======== DATA TO USE

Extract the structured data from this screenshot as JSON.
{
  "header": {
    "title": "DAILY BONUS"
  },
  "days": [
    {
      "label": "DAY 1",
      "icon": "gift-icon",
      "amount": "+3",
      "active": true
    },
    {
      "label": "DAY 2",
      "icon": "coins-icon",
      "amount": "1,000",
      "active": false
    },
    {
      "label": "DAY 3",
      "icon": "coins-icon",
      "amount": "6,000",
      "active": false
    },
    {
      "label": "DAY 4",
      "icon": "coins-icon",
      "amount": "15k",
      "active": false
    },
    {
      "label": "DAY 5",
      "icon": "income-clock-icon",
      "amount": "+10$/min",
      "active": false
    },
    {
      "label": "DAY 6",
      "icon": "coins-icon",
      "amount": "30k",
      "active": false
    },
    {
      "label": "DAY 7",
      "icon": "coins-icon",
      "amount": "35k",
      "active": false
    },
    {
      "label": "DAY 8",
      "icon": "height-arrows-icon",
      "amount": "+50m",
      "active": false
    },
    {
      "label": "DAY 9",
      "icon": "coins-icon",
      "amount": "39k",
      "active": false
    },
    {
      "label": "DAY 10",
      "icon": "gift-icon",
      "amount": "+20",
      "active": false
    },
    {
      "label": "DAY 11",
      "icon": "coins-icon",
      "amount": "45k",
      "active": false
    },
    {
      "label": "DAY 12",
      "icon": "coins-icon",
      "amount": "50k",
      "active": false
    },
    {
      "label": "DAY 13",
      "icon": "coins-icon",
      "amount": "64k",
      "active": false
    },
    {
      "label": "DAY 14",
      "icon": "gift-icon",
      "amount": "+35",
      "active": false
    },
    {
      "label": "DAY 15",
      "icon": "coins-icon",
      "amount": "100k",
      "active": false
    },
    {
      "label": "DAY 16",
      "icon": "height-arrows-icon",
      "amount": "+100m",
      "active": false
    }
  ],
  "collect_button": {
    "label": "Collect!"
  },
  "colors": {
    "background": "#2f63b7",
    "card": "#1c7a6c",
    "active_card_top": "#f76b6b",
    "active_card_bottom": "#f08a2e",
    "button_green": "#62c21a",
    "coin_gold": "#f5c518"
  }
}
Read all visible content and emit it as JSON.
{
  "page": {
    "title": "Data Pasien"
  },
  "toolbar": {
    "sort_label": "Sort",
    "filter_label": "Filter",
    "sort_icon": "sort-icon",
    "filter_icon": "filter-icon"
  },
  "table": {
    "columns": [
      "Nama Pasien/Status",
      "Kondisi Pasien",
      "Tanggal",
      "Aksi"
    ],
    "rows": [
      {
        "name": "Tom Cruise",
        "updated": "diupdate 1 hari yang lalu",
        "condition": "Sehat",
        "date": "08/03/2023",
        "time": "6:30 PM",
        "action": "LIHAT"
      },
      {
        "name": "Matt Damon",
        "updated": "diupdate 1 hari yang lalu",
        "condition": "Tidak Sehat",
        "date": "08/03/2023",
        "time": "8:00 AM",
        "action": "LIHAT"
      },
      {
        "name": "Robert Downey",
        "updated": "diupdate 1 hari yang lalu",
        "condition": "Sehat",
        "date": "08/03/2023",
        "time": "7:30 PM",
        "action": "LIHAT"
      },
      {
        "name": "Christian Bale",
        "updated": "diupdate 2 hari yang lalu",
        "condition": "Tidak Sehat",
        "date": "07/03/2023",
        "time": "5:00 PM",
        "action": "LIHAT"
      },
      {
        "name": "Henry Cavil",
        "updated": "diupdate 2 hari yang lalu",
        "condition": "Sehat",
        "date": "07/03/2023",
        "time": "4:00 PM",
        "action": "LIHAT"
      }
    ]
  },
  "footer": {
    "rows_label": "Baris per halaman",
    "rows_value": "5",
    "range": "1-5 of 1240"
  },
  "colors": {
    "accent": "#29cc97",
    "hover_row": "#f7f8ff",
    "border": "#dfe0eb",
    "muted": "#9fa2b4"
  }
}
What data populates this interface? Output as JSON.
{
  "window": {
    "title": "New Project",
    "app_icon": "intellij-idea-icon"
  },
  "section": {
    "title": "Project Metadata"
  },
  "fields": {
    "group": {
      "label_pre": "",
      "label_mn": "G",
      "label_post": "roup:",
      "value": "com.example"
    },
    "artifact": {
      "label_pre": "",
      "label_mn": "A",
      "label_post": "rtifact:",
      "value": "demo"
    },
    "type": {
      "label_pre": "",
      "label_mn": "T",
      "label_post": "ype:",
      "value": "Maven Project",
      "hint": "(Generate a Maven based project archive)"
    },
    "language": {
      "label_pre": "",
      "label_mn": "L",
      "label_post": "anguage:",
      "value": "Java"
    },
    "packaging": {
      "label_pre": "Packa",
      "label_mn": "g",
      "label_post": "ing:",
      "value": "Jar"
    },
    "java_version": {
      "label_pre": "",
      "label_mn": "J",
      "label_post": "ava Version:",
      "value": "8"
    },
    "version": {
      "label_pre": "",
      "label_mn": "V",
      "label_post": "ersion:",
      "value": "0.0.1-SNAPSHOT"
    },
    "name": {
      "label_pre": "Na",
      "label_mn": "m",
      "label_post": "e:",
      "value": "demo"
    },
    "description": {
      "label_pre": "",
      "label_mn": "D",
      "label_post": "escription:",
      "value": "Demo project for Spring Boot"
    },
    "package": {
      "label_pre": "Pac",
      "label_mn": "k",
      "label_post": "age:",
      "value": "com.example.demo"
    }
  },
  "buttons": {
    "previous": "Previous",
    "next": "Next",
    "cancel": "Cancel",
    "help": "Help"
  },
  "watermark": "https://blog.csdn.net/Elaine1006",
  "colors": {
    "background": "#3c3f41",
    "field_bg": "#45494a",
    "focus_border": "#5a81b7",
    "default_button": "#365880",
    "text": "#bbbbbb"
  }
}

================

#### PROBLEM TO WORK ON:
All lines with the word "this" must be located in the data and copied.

#### EXERCISE RESULT:
Extract the structured data from this screenshot as JSON.
What data populates this interface? Output as JSON.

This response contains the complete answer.